You’d probably recognize the rainbow-patterned, lap-size plastic xylophone in the playroom, popular among music-minded toddlers. But what do you know about the real thing? The xylophone is a wooden percussion instrument with a range of four octaves, and can be used in a variety of musical genres.
- No one really knows the xylophone’s origins. Although they are present in the traditional music of Melanesia, Southeast Asia, Europe, Africa, and more, its birthplace and date remain a mystery. In 1511, it was called “wooden clatter” and later a “straw fiddle” in Europe.
- Often confused with its cousin the marimba, the xylophone has thick, hardwood bars and elicits much sharper, shorter notes, so the two instruments are often used together for a more varied tone.
- Although the xylophone is often identified by its piano-esque appearance, this layout wasn’t established until the 20th century. In Eastern Europe in the 16th century, xylophone bars were laid out on straw in four rows (instead of today’s two rows), and this practice continued for over 300 years.
- Think a xylophone on top of straw is odd? In East Africa, a quick, makeshift xylophone, called a “loose bar xylophone”, was placed over banana stems, and this may have actually been what inspired the straw technique. The debate continues as to which is a more efficient method.
- The xylophone was an essential part of comedy duo Harrigan and Hart’s routines during the late 19th century. It was probably because of the duo’s success on Broadway that the xylophone is still a staple in American musicals today.
- Although it’s an essential part of any orchestra or concert band today, it wasn’t until the 20th century that the xylophone became as important to classical music as it was to musicals. In the 1970s it even became a featured instrument in ragtime, particularly in the music of percussionist Bob Becker and his ensemble NEXUS.
- In Senegal, xylophones have been used as part of initiation ceremonies, played by young girls and boys. Among other practical uses, it was also used to scare birds, monkeys, and other pests out of the gardens.
- In Latin America, the xylophone is actually interchangeable with the marimba, and has been used in Guatemala since before the 17th century, when it was first documented. When Guatemalan independence was celebrated in 1821, the marimba became the national instrument.
- Today’s xylophones are usually made of hardwood, but can also be constructed from other types of wood, including maple or even bamboo. However, you’re likely to get a much different sound depending on what type of wood you use.
- The xylophone is often used to to effect the sound of clanking bones, making it as relevant in a Halloween movie as in jazz.

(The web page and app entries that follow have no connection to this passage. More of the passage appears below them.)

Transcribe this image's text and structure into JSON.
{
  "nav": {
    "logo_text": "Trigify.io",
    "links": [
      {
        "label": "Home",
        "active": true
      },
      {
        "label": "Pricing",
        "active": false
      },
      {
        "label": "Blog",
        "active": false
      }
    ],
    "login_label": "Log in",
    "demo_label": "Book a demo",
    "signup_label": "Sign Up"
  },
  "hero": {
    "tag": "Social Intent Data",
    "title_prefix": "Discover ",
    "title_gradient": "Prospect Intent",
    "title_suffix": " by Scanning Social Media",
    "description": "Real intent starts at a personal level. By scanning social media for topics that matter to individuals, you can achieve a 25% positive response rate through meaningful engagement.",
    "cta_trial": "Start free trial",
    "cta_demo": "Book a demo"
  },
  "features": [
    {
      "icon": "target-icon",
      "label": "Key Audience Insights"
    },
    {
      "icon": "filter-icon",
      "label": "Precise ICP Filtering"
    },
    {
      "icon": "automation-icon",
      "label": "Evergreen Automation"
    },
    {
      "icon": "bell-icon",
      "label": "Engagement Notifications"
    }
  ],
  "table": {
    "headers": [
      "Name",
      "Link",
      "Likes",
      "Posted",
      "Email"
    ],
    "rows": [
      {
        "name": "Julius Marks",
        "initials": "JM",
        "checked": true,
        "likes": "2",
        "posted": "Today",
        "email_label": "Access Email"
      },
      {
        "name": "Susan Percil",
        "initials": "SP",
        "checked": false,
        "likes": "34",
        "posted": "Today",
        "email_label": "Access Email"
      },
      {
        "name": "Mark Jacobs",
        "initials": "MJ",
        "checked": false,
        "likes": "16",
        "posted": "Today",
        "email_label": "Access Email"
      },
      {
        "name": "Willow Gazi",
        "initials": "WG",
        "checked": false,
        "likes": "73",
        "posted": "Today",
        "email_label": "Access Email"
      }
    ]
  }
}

The above are only ten facts from the extensive entry in the The Grove Dictionary of Musical Instruments. Did we leave out any of your favorite facts about the xylophone?
Featured image: Xylophone. Photo by Frédérique Voisin-Demery. CC BY 2.0 via Flickr.